%%
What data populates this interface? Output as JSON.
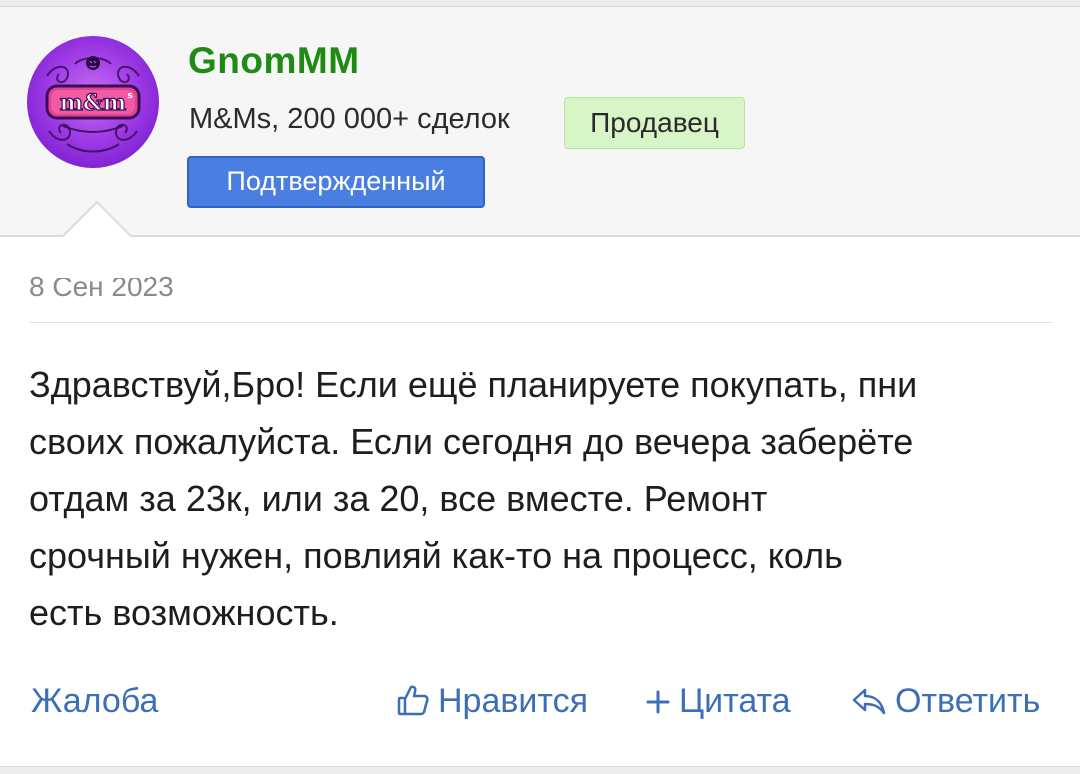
{
  "post": {
    "author": {
      "name": "GnomMM",
      "subtitle": "M&Ms, 200 000+ сделок",
      "badge_seller": "Продавец",
      "badge_confirmed": "Подтвержденный",
      "avatar_icon": "mms-logo-avatar"
    },
    "date": "8 Сен 2023",
    "message_lines": [
      "Здравствуй,Бро! Если ещё планируете покупать, пни",
      "своих пожалуйста. Если сегодня до вечера заберёте",
      "отдам за 23к, или за 20, все вместе. Ремонт",
      "срочный нужен, повлияй как-то на процесс, коль",
      "есть возможность."
    ]
  },
  "actions": {
    "report": "Жалоба",
    "like": "Нравится",
    "quote": "Цитата",
    "reply": "Ответить"
  },
  "colors": {
    "username": "#1f8a14",
    "link": "#3d6fb6",
    "badge_seller_bg": "#d8f5c8",
    "badge_confirmed_bg": "#4a7ee0",
    "header_bg": "#f6f6f6"
  }
}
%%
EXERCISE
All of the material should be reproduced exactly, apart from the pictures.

SOLUTION BELOW
What data populates this interface? Output as JSON.
{
  "post": {
    "author": {
      "name": "GnomMM",
      "subtitle": "M&Ms, 200 000+ сделок",
      "badge_seller": "Продавец",
      "badge_confirmed": "Подтвержденный",
      "avatar_icon": "mms-logo-avatar"
    },
    "date": "8 Сен 2023",
    "message_lines": [
      "Здравствуй,Бро! Если ещё планируете покупать, пни",
      "своих пожалуйста. Если сегодня до вечера заберёте",
      "отдам за 23к, или за 20, все вместе. Ремонт",
      "срочный нужен, повлияй как-то на процесс, коль",
      "есть возможность."
    ]
  },
  "actions": {
    "report": "Жалоба",
    "like": "Нравится",
    "quote": "Цитата",
    "reply": "Ответить"
  },
  "colors": {
    "username": "#1f8a14",
    "link": "#3d6fb6",
    "badge_seller_bg": "#d8f5c8",
    "badge_confirmed_bg": "#4a7ee0",
    "header_bg": "#f6f6f6"
  }
}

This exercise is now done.